“Dramatic” losses of a key biochemical substance in heart muscle tissue occur in the very earliest stages of diabetes induced in laboratory mice, scientists in Missouri are reporting in the May 29 issue of ACS’ Biochemistry, a weekly journal.
Xianlin Han and colleagues did the study as part of a broader medical effort to understand diabetic cardiomyopathy. Heart abnormalities are the relatively common complication of diabetes and account for much of the increased mortality from heart disease in patients with diabetes.
The researchers used a powerful new technology termed “shotgun lipidomics” to show that hearts of diabetic mice lose large amounts of cardiolipin (CL), fatty materials essential for the heart’s production of the energy needed for normal contraction. The changes, which involved a loss of CL followed by changes in the remaining CL, occurred as early as 5 days after rats became diabetic through administration of a compound that impairs insulin-producing cells in the pancreas.
Researchers observed the changes in two models of diabetes commonly used to study the two types of human diabetes. The changes happen before the appearance of toxic fatty materials regarded as a hallmark of diabetic cardiomyopathy and might be used as very sensitive biomarkers for the condition, the report indicates.

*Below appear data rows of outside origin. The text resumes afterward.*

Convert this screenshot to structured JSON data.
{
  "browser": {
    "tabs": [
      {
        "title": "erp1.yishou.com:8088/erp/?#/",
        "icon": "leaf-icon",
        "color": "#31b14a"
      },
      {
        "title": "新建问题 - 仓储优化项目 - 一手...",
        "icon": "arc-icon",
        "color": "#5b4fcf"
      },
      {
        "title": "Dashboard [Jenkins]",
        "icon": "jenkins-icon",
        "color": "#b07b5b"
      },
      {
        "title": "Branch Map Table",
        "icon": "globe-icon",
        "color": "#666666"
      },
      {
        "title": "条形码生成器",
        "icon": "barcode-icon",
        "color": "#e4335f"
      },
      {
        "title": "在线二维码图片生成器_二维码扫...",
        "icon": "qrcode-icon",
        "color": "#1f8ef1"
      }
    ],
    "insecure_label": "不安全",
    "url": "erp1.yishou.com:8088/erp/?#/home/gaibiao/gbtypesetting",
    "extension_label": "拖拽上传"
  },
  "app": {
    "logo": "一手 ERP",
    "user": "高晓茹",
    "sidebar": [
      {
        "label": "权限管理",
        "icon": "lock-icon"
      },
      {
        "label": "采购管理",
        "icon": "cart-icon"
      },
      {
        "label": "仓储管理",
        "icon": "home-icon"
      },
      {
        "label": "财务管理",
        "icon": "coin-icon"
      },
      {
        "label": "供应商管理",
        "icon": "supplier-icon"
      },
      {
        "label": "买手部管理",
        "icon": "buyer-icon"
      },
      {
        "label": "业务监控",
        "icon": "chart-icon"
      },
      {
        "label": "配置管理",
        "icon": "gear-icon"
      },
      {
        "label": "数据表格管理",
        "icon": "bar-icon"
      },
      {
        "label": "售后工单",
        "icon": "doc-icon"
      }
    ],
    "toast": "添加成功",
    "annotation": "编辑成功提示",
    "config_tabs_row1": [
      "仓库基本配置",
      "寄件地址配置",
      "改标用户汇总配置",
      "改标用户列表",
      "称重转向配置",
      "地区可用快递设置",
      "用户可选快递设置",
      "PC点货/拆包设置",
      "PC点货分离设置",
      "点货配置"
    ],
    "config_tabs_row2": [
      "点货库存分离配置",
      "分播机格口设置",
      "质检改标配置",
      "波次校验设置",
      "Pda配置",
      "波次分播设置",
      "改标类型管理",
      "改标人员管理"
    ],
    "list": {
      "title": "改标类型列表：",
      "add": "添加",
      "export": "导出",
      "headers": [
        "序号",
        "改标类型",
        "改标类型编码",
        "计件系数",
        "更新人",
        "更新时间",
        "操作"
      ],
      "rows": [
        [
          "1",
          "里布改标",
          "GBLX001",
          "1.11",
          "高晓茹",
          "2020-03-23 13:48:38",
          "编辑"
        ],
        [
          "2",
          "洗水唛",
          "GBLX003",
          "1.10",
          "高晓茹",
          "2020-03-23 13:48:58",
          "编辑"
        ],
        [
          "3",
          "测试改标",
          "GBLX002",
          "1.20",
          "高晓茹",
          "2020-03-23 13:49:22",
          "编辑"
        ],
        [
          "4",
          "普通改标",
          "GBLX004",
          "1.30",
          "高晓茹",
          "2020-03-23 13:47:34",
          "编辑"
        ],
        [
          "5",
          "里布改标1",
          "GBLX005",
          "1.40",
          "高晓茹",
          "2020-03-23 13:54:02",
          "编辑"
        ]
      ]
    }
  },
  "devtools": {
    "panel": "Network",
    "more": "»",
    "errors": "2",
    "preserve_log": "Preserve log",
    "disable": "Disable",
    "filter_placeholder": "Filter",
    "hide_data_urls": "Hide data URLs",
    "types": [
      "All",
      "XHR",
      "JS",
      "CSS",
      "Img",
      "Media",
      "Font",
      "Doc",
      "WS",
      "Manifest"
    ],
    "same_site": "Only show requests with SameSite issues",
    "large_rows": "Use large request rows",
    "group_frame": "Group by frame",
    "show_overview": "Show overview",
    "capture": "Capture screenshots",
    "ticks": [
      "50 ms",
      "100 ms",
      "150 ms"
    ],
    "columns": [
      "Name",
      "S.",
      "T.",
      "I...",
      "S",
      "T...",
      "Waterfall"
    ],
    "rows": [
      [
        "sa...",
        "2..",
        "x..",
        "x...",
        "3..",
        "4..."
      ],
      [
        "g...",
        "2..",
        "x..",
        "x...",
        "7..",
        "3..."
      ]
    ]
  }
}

“Alterations in Myocardial Cardiolipin Content and Composition Occur at the Very Earliest Stages of Diabetes: A Shotgun Lipidomics Study”